The highest percentage of drunk drivers in fatal crashes are in the 21- to 24-years age group (27 percent).
Here’s another scary fact: A driver’s bad decision to drive while under the influence of alcohol often claims the lives of innocent victims or leaves them with life-threatening injuries.
Car crashes can cause serious brain injuries, damage to the vital organs, spinal cord injuries, paralysis, crushed lower legs, significant blood loss or open flesh wounds .
That’s why driving while under the influence is a dangerous and reckless conduct. It is a type of behavior often characterized by a lack of concern for the safety of others: the drivers knew or should have known that their actions would harm another person.
Want to know the worst part? The proportion of 18- to 24-year-old college students who reported DUI of alcohol reaches almost 3 million.
From a criminal law perspective, if a driver’s blood-alcohol level is over the legal limit and an accident occurs and injures another person, the drunk driver can be charged either with a misdemeanor or a felony.
But you may think “isn’t consumption of alcohol just a part of college life?” Drinking may be common on many college campuses, but that doesn’t make alcohol abuse acceptable or healthy. “Drinking is a common ingredient in car accidents that cause serious injuries,” stresses Sean M. Cleary, a highly skilled Miami car accident lawyer.
In a nutshell, college is a time of new experiences and lifestyle experiments. But remember: drinking and driving are serious decisions, and believing that you know your limits can be the gateway to reckless conduct, life-altering crashes and injuries.
Civil consequences of drunk driving
Drunk driving often leads to civil negligence cases, and can lead to an award of damages to injured victims. This means that the college student who drove while under the influence will have to pay injured victims for medical bills, lost wages, pain and suffering, court costs and other expenses caused by his or her reckless conduct.
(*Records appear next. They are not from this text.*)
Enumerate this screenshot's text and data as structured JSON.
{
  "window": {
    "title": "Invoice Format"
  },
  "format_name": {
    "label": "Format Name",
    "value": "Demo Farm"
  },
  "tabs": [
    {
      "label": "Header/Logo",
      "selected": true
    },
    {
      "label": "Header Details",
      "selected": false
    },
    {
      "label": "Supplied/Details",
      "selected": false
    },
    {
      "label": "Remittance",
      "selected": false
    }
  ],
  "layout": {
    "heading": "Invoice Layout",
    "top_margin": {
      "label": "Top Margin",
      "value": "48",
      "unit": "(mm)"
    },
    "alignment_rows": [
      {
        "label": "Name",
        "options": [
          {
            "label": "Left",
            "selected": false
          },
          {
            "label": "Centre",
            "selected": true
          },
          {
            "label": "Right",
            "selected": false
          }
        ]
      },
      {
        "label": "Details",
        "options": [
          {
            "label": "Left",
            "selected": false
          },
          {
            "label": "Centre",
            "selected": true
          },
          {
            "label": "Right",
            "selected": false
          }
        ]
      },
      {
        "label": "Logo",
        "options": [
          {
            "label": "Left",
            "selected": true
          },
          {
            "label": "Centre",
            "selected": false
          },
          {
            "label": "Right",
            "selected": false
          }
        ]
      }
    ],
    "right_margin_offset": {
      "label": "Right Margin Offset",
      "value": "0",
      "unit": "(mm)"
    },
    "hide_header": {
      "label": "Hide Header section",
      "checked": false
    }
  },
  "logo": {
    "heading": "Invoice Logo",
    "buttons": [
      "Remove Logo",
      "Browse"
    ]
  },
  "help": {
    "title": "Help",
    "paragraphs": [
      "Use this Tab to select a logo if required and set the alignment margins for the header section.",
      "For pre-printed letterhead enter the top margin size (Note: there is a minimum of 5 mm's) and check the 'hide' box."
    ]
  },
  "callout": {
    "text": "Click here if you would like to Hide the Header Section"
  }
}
A drunk driver could also be ordered to pay punitive damages to the injured victim. These are damages intended to punish the drivers for their behavior. They also serve as a deterrent against future reckless conduct.
Colleges are fighting to prevent binge drinking
Although excessive drinking has long been known to be a part of college life, many today are sounding the alarm over this disturbing culture. As a result, several colleges have implemented some forms of alcohol abuse prevention and education programs.
In fact, the Princeton Review ranks the best stone-cold sober universities and colleges each year. Here is what many schools are doing to educate students and prevent excessive drinking that could cause fatal car accidents:
- Using the Screening, Brief Intervention, and Referral to Treatment program to screen all students
- Banning vodka, rum, whiskey and other hard liquor at all undergraduate parties or fraternity events
- Using student volunteers to monitor banned or unsafe behaviors, like kegs or a lack of sober participants
- Using an alcohol prevention program as a requirement for all freshmen, preparing them for risky drinking situations
- Working with law enforcement to catch underage people who try to use fake IDs and prevent older students from buying alcohol for younger ones
- Having dry campuses: not allowing any alcohol regardless of age.
Imagine what it would be like if everyone would recognize the dangers of driving under the influence of alcohol and change their actions: we may live to see the moment when drunk driving is no longer a pervasive problem across the country.
About the author:
Sean M. Cleary is a personal injury attorney specializing in representing people who are in distressed situations, such as people injured in car accidents or surviving family members of someone who died in a motor vehicle accident. Sean is the founder and president of the Miami, Florida-based The Law Offices of Sean M. Cleary.